Flynn does an excellent job of capturing the voices of the characters; all the little nuances are there and he's definitely a guy who watched the show before submitting his script. He also tosses in a couple nods to the '80s cartoon, like Bebop boasting, "I ain't cuttin' them Turtle Boys no slack!" If you've read his Sonic or Mega Man comics, Flynn's scripts tend to be reference-heavy, often delving into minutia, but it makes for some momentarily amusing Easter eggs (the fact that his Mega Man comics even acknowledged the old Ruby-Spears cartoon made me giddy).
I'm still loving Chad Thomas' pencils; his style is the perfect blend of action, comedy and "cuteness". It hits that Nick TMNT aesthetic right in the sweet spot. He puts a lot of humor into the expressions of the Foot Mutants, who aren't nearly as malleable in the cartoon due to the limits of CG animation. The bit where they bump into each other in the alley makes for some great visual comedy as they transition from surprise, to faux-nonchalance, to anger.

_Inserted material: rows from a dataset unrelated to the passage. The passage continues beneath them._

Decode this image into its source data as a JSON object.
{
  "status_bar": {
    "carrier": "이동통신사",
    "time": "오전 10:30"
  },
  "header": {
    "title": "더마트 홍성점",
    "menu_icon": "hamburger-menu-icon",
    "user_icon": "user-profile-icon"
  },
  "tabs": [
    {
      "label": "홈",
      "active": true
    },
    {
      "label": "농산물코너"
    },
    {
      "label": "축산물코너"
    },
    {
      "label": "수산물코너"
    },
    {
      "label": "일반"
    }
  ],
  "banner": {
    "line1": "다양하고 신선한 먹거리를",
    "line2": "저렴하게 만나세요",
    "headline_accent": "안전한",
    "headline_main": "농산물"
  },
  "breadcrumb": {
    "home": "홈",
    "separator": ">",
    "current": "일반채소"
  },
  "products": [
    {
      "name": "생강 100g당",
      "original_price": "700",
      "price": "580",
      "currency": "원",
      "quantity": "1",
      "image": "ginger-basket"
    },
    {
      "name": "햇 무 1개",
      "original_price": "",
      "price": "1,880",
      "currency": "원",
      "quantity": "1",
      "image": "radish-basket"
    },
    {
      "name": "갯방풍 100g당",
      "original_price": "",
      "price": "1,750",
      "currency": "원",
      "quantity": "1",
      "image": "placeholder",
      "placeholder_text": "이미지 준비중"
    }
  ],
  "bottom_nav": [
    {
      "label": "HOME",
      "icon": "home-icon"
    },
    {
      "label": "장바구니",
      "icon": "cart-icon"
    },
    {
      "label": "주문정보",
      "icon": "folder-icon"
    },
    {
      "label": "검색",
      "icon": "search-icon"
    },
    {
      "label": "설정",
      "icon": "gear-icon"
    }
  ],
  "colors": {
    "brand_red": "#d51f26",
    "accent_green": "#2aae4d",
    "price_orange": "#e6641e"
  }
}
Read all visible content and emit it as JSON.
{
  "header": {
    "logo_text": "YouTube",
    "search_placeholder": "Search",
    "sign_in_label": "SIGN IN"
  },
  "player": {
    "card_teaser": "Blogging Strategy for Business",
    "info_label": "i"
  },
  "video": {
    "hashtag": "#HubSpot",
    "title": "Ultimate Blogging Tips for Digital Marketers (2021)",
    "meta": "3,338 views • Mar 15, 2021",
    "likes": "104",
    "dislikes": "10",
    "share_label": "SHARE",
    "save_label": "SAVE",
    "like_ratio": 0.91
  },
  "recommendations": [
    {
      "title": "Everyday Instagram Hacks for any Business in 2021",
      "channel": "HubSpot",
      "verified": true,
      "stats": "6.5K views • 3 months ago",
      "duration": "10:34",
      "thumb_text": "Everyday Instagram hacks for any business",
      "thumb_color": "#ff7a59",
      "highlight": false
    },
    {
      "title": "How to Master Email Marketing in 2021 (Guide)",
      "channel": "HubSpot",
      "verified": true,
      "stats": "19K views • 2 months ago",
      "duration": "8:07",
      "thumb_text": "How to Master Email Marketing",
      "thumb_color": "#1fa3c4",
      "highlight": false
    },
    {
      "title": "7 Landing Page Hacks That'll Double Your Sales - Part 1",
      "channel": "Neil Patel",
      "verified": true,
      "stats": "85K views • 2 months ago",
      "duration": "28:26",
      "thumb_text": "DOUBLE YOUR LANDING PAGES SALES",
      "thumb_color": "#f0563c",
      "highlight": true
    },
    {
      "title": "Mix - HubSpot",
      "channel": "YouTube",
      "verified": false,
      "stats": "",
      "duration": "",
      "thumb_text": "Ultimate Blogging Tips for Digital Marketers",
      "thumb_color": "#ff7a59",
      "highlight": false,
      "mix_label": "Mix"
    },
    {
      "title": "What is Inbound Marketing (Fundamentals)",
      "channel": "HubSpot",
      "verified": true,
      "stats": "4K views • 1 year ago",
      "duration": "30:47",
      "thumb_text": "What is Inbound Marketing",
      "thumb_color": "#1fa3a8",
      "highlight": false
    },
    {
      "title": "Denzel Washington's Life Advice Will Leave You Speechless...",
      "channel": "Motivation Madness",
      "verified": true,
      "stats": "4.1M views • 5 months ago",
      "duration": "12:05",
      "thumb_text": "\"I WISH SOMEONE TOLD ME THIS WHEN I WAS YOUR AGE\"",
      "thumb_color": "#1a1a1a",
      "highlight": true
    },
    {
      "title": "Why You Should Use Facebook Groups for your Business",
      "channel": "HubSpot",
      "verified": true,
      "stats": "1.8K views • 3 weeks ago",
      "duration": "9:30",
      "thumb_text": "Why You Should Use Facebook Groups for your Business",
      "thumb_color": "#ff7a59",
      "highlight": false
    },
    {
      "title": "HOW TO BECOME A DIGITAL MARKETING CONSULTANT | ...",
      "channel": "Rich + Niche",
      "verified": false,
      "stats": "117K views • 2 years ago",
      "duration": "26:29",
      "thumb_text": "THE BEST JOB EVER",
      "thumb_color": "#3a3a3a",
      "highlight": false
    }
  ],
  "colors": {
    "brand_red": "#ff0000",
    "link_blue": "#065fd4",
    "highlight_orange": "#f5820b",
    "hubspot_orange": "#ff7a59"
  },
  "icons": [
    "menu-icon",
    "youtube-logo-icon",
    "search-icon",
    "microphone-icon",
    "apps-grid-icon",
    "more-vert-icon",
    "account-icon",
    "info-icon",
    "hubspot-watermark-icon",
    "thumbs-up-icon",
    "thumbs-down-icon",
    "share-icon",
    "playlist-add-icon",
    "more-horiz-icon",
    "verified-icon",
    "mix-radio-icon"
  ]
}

There are some lettering errors in the issue. I won't say they bring it down, but they do fuck up one of Flynn's in-jokes (the aforementioned bit where Bebop quotes the cartoon theme song). That's really the only negative I have about this issue, and it's a small one.
So the next Amazing Adventures arc is already starting out strong. Honestly, I know I take forever to review these issues, but it's not because the comics are BAD. I like them a whole lot. It's just that the lack of a hook from issue to issue allows me to keep getting distracted with other projects. If you can make your peace with the episodic storytelling, this title is actually full of great art and comedy.